→ **ACTION ITEM**: Nothing in the data may be altered; copy it all exactly.

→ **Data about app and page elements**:
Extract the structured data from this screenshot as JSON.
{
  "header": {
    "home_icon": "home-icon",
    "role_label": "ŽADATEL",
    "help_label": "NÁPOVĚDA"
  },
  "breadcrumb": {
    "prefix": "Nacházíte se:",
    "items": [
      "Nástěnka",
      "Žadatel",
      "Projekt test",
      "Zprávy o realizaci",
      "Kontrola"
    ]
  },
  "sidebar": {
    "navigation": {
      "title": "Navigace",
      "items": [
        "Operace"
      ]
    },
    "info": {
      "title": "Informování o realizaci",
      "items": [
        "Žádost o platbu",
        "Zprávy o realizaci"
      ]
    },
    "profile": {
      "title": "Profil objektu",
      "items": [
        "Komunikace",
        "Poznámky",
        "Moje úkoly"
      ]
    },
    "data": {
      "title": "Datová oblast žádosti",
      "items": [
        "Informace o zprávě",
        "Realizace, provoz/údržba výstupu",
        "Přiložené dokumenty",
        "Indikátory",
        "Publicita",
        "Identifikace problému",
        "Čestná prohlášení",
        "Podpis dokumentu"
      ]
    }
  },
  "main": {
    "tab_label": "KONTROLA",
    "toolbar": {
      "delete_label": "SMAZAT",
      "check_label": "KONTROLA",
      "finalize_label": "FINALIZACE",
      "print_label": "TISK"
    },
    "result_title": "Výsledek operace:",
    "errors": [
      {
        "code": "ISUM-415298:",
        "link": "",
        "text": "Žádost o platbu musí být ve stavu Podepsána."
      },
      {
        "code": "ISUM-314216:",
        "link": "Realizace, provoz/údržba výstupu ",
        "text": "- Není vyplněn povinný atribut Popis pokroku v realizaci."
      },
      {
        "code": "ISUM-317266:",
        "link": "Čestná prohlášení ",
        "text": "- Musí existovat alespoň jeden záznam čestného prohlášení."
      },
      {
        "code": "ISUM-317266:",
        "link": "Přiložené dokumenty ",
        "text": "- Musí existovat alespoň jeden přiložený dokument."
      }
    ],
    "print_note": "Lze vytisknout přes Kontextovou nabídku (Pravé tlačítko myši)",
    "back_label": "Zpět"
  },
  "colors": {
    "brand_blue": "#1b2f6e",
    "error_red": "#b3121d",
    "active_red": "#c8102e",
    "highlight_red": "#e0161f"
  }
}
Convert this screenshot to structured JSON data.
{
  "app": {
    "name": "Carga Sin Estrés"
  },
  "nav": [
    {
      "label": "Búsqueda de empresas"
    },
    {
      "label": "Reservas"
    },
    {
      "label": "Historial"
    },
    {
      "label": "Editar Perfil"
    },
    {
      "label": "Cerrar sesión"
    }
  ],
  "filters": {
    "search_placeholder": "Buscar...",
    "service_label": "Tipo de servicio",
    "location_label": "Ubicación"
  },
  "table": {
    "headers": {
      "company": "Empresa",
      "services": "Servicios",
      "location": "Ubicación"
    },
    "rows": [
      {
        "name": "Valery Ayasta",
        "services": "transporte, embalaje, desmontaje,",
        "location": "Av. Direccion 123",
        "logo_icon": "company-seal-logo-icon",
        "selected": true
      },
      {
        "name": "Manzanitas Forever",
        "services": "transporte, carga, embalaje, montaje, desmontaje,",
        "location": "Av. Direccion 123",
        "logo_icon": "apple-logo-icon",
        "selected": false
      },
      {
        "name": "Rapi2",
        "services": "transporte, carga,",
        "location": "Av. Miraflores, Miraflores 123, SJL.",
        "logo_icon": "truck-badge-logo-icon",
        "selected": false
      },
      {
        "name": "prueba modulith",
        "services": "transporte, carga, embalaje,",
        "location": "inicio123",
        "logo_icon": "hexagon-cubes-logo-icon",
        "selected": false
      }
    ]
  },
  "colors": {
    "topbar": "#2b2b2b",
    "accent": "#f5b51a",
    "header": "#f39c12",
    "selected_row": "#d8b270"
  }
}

→ **TASK RESULT**:
Extract the structured data from this screenshot as JSON.
{
  "header": {
    "home_icon": "home-icon",
    "role_label": "ŽADATEL",
    "help_label": "NÁPOVĚDA"
  },
  "breadcrumb": {
    "prefix": "Nacházíte se:",
    "items": [
      "Nástěnka",
      "Žadatel",
      "Projekt test",
      "Zprávy o realizaci",
      "Kontrola"
    ]
  },
  "sidebar": {
    "navigation": {
      "title": "Navigace",
      "items": [
        "Operace"
      ]
    },
    "info": {
      "title": "Informování o realizaci",
      "items": [
        "Žádost o platbu",
        "Zprávy o realizaci"
      ]
    },
    "profile": {
      "title": "Profil objektu",
      "items": [
        "Komunikace",
        "Poznámky",
        "Moje úkoly"
      ]
    },
    "data": {
      "title": "Datová oblast žádosti",
      "items": [
        "Informace o zprávě",
        "Realizace, provoz/údržba výstupu",
        "Přiložené dokumenty",
        "Indikátory",
        "Publicita",
        "Identifikace problému",
        "Čestná prohlášení",
        "Podpis dokumentu"
      ]
    }
  },
  "main": {
    "tab_label": "KONTROLA",
    "toolbar": {
      "delete_label": "SMAZAT",
      "check_label": "KONTROLA",
      "finalize_label": "FINALIZACE",
      "print_label": "TISK"
    },
    "result_title": "Výsledek operace:",
    "errors": [
      {
        "code": "ISUM-415298:",
        "link": "",
        "text": "Žádost o platbu musí být ve stavu Podepsána."
      },
      {
        "code": "ISUM-314216:",
        "link": "Realizace, provoz/údržba výstupu ",
        "text": "- Není vyplněn povinný atribut Popis pokroku v realizaci."
      },
      {
        "code": "ISUM-317266:",
        "link": "Čestná prohlášení ",
        "text": "- Musí existovat alespoň jeden záznam čestného prohlášení."
      },
      {
        "code": "ISUM-317266:",
        "link": "Přiložené dokumenty ",
        "text": "- Musí existovat alespoň jeden přiložený dokument."
      }
    ],
    "print_note": "Lze vytisknout přes Kontextovou nabídku (Pravé tlačítko myši)",
    "back_label": "Zpět"
  },
  "colors": {
    "brand_blue": "#1b2f6e",
    "error_red": "#b3121d",
    "active_red": "#c8102e",
    "highlight_red": "#e0161f"
  }
}
Convert this screenshot to structured JSON data.
{
  "app": {
    "name": "Carga Sin Estrés"
  },
  "nav": [
    {
      "label": "Búsqueda de empresas"
    },
    {
      "label": "Reservas"
    },
    {
      "label": "Historial"
    },
    {
      "label": "Editar Perfil"
    },
    {
      "label": "Cerrar sesión"
    }
  ],
  "filters": {
    "search_placeholder": "Buscar...",
    "service_label": "Tipo de servicio",
    "location_label": "Ubicación"
  },
  "table": {
    "headers": {
      "company": "Empresa",
      "services": "Servicios",
      "location": "Ubicación"
    },
    "rows": [
      {
        "name": "Valery Ayasta",
        "services": "transporte, embalaje, desmontaje,",
        "location": "Av. Direccion 123",
        "logo_icon": "company-seal-logo-icon",
        "selected": true
      },
      {
        "name": "Manzanitas Forever",
        "services": "transporte, carga, embalaje, montaje, desmontaje,",
        "location": "Av. Direccion 123",
        "logo_icon": "apple-logo-icon",
        "selected": false
      },
      {
        "name": "Rapi2",
        "services": "transporte, carga,",
        "location": "Av. Miraflores, Miraflores 123, SJL.",
        "logo_icon": "truck-badge-logo-icon",
        "selected": false
      },
      {
        "name": "prueba modulith",
        "services": "transporte, carga, embalaje,",
        "location": "inicio123",
        "logo_icon": "hexagon-cubes-logo-icon",
        "selected": false
      }
    ]
  },
  "colors": {
    "topbar": "#2b2b2b",
    "accent": "#f5b51a",
    "header": "#f39c12",
    "selected_row": "#d8b270"
  }
}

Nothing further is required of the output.